The line in bold above shows the name/model of my graphic card (VGA controller). Note this down.

Step 3: XOrg Configuration

Also make sure that your Xorg server is using the correct driver for your graphic card. You can check this by the following command:

# cat /var/log/Xorg.0.log | grep driver

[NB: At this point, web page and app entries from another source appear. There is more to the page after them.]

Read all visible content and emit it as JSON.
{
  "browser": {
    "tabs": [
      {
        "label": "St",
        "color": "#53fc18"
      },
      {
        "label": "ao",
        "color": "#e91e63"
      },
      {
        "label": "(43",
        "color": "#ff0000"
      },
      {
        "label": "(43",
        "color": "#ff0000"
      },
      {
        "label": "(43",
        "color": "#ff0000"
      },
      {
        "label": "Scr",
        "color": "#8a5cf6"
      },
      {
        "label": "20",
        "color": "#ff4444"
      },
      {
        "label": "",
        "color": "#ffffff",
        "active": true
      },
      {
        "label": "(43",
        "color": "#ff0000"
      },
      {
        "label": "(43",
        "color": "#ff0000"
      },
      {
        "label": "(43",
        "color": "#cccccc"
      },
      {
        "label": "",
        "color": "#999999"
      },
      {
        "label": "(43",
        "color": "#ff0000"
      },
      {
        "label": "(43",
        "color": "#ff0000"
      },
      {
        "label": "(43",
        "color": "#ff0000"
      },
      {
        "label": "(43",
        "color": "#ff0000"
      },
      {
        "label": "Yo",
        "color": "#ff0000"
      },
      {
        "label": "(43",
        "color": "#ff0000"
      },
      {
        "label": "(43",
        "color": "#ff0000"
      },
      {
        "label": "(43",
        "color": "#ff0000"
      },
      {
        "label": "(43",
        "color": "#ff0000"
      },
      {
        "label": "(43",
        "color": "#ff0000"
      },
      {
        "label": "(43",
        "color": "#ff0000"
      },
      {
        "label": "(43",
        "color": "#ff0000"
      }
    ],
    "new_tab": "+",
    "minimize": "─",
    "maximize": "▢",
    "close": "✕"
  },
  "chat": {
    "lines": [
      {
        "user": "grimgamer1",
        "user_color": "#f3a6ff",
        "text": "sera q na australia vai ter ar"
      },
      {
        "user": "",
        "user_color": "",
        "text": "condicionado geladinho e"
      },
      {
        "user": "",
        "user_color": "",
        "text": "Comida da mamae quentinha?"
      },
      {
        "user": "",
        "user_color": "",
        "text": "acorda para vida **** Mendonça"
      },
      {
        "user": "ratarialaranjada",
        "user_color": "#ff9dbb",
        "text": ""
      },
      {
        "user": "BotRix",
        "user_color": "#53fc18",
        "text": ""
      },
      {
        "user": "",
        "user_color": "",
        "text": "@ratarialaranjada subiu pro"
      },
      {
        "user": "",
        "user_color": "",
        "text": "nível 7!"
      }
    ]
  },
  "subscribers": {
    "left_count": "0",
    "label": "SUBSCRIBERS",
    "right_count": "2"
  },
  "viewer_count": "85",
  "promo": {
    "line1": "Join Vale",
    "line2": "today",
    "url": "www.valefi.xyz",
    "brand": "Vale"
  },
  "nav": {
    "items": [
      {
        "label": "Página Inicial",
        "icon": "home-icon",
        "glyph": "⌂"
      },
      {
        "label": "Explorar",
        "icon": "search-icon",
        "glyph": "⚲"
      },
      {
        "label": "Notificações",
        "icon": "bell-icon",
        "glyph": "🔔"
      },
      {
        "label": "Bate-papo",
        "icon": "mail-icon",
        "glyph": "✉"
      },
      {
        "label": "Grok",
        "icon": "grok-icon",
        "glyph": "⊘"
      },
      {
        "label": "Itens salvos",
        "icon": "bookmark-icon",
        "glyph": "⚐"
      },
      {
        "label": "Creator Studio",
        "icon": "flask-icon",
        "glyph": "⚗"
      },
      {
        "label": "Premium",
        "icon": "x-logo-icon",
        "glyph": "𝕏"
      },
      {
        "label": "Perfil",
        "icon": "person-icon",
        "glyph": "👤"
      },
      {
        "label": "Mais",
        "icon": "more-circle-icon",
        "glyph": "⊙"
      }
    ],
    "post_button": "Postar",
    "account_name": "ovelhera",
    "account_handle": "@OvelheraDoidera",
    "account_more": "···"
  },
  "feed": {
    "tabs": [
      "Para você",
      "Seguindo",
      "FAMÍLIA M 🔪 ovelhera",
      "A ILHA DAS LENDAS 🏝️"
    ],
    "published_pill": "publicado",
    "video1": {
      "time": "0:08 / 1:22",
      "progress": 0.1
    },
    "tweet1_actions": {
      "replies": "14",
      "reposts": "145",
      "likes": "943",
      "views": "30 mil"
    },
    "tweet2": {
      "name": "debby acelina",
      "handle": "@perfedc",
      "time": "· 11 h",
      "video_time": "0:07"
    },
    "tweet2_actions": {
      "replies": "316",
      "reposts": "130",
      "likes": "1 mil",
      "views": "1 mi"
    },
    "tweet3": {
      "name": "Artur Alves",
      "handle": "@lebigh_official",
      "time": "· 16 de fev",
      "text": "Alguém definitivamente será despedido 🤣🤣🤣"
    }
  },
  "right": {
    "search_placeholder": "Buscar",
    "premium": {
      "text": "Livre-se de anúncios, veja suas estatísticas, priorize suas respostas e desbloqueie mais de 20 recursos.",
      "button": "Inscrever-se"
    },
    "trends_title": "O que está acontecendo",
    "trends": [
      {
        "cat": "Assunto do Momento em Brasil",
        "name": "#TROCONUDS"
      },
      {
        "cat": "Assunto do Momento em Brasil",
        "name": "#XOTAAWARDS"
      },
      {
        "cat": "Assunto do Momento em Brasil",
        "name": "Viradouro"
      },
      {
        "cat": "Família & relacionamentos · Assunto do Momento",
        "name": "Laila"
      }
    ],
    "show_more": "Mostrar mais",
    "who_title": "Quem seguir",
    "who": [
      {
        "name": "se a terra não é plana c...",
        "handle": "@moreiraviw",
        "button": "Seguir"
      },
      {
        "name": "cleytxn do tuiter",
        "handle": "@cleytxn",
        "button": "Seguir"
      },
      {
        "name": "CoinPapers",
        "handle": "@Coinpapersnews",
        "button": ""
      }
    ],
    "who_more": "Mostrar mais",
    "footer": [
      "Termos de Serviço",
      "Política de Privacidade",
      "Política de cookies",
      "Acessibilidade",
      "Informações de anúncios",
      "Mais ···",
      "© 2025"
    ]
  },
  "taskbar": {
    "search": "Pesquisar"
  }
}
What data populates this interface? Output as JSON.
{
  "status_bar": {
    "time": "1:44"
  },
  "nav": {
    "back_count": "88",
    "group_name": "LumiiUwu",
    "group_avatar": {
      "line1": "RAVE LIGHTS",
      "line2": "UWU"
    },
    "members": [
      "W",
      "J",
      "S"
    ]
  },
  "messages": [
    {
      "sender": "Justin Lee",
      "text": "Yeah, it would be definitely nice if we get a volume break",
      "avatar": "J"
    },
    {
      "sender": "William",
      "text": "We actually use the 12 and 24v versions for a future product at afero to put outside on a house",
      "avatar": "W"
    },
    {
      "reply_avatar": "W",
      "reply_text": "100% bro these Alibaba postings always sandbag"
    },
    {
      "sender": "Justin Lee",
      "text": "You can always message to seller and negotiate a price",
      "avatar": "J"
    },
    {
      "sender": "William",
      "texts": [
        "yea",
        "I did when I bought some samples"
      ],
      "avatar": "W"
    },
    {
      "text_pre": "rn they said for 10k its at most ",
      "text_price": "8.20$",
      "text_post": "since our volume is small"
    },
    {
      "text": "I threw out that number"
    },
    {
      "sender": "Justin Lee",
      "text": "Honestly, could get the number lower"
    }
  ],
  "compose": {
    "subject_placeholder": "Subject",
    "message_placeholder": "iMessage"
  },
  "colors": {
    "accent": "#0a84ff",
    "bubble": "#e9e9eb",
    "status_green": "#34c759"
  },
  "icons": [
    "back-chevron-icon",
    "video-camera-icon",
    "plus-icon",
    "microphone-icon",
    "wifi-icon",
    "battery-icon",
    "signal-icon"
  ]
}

You should see the name of your driver in the output as shown below:
X.Org XInput driver : 0.6
(II) Loading /usr/lib/xorg/modules/drivers/via_drv.so
ABI class: X.Org XInput driver, version 0.6
ABI class: X.Org XInput driver, version 0.6
(II) VIA: driver for VIA chipsets: CLE266, KM400/KN400, K8M800,
(!!) VIA Technologies does not support or endorse this driver in any way.
(!!) For support please contact the driver maintainer or your X vendor.
(II) VIA(0): [drm] loaded kernel module for "via" driver
(II) VIA(0): [drm] created "via" driver at busid "PCI:1:0:0"

If you have the correct driver installed and still you are not able to get 3D acceleration, then try the following additional steps below.

Step 4: Configure the Kernel to include the support for your Graphics Card

Give the following commands:
# cd /usr/src/linux
# make xconfig (or whatever you use)

and configure the following highlighted options :



In short you need to configure AGP Support and DRI/DRM (Direct Rendering Manager) support under Character Devices in the Kernel configuration menu.

You should do the above for your own Graphic Card make/model like Intel 855GM (i810) etc.

Now compile your kernel and install it. In case if you don’t know how to do it, then here is good link which explains the process.

Step 5: Install the DRI package (optional but may be required)

I have found this to be “required” for my configuration. Generally your 3D acceleration should be enabled at this point of time. You can check it as shown in Step1 above. In case if it is still not enabled then try to install the xlib mesa dri package by giving the following command:
# apt-get install xlibmesa-dri

Now check your 3D acceleration again by giving “glxinfo” command.

If you are still not able to get 3D acceleration then chances are that your card and/or your driver does not support it. Check the documentation of your card and driver and try searching on the Internet.

Other tools to check/measure 3D acceleration performance

Once you get your 3D acceleration going, you can use some of the X based tools to measure the performance.

# apt-get install mesa-utils
# glxgears

You should see 3 colored rotating gears as your output like this:


# apt-get install xengine
# xengine

This utility will show you the RPM count. You can compare the RPM count with and w/o 3D accelerations to see the effect of 3D acceleration. The piston will rotate much more faster with 3D acceleration (a visual cue).

You should see something like this:


3. Check AGP Support

You can also check if Linux detected your AGP or not by giving the following command:
# dmesg | grep agpgart
You should be able to see some text which talks about agpgart like this:
Linux agpgart interface v0.101 (c) Dave Jones
agpgart: Detected AGP bridge 0
agpgart: AGP aperture is 64M @ 0xe0000000
agpgart: Found an AGP 3.0 compliant device at 0000:00:00.0.
agpgart: Xorg tried to set rate=x12. Setting to AGP3 x8 mode.
agpgart: Putting AGP V3 device at 0000:00:00.0 into 8x mode
agpgart: Putting AGP V3 device at 0000:01:00.0 into 8x mode

As usual, please leave a comment/feedback if you have any. Comments encourages bloggers to post more and keep their spirits high.

Be Sociable, Share!